At the outbreak of World War II, Marek joined the Polish army in exile in Scotland, while his wife and daughter fled via Lisbon to England. After the war, the family returned to Paris. Marek moved to his studio at 65 boulevard Arago (Cité Fleurie), where he remained until his death on December 28th 1958.
During his last years, Marek devoted his time mainly to sculpting in stone and wood and casting in bronze. His last masterpiece was “Libera me”, a sculpture in olive wood, which can now be seen at the Jouarre Abbey.
Marek’s works are on display today in various museums, and private collections in France, Poland, England, Israel, Canada, Venezuela, and the United States.

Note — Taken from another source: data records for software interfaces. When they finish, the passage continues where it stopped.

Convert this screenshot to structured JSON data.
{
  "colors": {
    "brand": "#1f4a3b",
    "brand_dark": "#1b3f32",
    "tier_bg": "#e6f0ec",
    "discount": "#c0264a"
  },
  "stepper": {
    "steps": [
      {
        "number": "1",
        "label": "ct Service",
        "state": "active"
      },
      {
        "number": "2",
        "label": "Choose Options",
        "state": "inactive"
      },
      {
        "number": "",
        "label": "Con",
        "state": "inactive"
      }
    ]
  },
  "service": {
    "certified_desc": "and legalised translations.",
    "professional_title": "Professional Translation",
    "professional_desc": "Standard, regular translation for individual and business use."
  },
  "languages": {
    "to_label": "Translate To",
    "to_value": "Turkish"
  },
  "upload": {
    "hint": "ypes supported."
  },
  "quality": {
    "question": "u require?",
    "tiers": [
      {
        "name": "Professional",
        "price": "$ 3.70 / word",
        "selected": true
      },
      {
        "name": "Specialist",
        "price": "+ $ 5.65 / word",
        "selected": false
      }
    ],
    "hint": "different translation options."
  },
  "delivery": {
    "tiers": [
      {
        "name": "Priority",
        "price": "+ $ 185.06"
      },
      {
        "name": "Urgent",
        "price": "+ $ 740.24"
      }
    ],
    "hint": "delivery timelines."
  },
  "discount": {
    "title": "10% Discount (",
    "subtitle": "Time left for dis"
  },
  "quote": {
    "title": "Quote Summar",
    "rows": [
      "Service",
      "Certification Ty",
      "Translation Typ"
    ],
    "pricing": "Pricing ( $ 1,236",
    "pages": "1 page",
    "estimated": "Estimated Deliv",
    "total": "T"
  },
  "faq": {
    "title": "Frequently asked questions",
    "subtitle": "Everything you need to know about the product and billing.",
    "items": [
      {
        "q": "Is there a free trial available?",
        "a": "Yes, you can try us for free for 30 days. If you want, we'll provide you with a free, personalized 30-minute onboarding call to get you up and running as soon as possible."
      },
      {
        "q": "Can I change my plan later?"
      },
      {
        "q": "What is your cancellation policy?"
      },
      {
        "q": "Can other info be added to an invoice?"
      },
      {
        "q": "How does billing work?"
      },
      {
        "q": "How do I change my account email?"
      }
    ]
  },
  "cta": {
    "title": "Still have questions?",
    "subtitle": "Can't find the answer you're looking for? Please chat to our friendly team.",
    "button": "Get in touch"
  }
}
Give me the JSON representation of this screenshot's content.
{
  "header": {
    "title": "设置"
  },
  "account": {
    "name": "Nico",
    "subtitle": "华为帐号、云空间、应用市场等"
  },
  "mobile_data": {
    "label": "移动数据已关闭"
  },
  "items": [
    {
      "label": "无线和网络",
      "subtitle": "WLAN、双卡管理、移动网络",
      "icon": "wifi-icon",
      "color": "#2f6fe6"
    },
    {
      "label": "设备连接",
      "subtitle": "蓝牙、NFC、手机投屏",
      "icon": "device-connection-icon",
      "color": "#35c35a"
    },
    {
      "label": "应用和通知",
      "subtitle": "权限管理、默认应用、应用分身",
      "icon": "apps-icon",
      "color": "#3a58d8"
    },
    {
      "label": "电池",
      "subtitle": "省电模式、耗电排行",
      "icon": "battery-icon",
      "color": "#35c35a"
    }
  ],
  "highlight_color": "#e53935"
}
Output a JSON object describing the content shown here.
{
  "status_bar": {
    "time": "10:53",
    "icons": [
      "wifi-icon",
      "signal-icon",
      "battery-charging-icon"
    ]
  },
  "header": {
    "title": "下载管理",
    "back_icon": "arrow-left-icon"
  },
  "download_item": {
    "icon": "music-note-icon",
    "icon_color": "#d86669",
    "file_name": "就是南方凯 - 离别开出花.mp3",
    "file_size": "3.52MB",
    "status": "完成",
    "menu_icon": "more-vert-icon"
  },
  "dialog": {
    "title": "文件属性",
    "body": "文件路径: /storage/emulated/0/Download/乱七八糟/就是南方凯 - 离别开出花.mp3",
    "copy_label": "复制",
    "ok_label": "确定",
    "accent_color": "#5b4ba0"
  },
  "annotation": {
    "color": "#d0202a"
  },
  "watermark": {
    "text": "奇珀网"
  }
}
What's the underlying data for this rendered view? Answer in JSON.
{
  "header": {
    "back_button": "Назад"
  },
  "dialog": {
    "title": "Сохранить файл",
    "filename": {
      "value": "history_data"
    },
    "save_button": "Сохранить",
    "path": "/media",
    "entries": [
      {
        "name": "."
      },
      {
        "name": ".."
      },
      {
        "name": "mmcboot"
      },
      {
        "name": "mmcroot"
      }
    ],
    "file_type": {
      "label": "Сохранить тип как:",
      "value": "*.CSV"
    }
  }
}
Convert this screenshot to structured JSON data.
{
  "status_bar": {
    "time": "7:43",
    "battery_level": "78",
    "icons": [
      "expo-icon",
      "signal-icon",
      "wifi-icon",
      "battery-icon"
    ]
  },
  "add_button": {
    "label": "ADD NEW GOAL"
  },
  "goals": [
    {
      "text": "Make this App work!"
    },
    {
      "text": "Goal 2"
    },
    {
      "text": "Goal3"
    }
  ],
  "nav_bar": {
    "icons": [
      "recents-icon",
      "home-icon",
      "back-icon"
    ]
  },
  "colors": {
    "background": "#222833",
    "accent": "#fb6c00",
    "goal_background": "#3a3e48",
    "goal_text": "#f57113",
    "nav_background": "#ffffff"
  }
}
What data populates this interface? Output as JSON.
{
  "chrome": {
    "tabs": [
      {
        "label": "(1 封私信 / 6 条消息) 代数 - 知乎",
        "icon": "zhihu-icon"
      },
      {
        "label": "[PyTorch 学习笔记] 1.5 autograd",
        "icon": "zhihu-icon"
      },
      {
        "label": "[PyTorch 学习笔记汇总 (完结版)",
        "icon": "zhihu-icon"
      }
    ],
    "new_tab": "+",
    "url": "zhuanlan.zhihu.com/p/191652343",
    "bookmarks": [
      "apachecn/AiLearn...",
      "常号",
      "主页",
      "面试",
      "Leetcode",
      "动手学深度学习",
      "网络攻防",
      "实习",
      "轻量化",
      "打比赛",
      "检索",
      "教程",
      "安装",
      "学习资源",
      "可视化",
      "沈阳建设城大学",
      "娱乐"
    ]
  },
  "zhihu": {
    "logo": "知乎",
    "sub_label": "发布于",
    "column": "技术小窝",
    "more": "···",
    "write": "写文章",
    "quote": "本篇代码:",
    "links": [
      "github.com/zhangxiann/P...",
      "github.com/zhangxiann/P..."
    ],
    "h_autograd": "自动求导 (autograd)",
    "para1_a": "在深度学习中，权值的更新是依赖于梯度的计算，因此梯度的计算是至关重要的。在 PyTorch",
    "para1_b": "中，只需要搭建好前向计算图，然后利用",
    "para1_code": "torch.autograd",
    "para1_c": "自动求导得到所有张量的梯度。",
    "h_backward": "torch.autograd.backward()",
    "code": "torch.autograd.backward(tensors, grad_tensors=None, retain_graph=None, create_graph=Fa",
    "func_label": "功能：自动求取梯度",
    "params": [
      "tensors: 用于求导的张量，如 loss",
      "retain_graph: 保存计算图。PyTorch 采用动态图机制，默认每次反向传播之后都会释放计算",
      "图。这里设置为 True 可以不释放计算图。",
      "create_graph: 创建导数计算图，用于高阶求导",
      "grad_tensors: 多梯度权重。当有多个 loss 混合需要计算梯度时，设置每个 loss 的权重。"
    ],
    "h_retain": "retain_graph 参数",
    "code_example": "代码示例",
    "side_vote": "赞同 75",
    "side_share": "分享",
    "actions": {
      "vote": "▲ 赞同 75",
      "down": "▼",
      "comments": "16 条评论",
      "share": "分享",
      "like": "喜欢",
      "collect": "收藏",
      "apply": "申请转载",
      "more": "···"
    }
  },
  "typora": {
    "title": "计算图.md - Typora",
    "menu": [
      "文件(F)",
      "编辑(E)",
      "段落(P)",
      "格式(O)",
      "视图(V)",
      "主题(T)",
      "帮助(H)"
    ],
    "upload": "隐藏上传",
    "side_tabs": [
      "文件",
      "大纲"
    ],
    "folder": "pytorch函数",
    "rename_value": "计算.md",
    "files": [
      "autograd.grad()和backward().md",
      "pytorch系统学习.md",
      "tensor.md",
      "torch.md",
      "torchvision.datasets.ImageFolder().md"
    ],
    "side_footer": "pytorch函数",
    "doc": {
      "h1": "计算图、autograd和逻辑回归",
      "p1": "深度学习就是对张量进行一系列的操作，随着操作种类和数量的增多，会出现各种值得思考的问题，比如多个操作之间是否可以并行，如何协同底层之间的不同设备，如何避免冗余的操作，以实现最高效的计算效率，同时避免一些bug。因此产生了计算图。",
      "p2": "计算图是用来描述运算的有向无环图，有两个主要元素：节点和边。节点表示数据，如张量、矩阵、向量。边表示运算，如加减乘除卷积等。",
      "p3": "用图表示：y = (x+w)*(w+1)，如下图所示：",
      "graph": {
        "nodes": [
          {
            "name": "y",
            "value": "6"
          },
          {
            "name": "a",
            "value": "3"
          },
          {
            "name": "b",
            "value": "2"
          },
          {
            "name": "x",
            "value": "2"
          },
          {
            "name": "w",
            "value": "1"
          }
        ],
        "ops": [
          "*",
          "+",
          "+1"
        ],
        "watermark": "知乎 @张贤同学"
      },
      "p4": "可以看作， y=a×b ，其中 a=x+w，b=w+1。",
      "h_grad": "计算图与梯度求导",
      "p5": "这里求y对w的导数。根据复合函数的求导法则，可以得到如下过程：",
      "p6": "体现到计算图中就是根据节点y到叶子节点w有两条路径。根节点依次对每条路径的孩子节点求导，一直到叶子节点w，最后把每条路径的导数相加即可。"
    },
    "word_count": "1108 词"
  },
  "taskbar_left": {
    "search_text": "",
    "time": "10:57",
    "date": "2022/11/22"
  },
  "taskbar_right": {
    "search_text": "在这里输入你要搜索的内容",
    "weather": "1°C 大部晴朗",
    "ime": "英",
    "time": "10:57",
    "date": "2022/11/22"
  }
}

In recent years, three Jewish Museums acquired various important collections of his works: the Jewish Museum of Art and History in Paris, the Museum of the History of Polish Jews in Warsaw (POLIN), and in Jewish Museum in Lisbon (currently under construction).
Some of Marek’s work
In 2014, his home town, Zgierz, honored Marek by dedicating a street in his name.
Finally, on one of your next visits in the Marais, when reaching the corner of rue Aubriot and rue Sainte Croix de la Bretonnerie, you will see beneath the statuette of the Virgin Mary, a plaque with Marek’s name that the City Hall of Paris plans to inaugurate in 2021.
Meet the Author of the Article : Livia
Livia is a Tour guide in Paris
For further reading:
Irmina Gadowska, “In Search of Spirituality. Religious Reorientation or Radical Assimilation? The Case of Marek Szwarc” in Art Inquiry. Recherches sur les arts, vol. XVII, 2015, p. 347-369.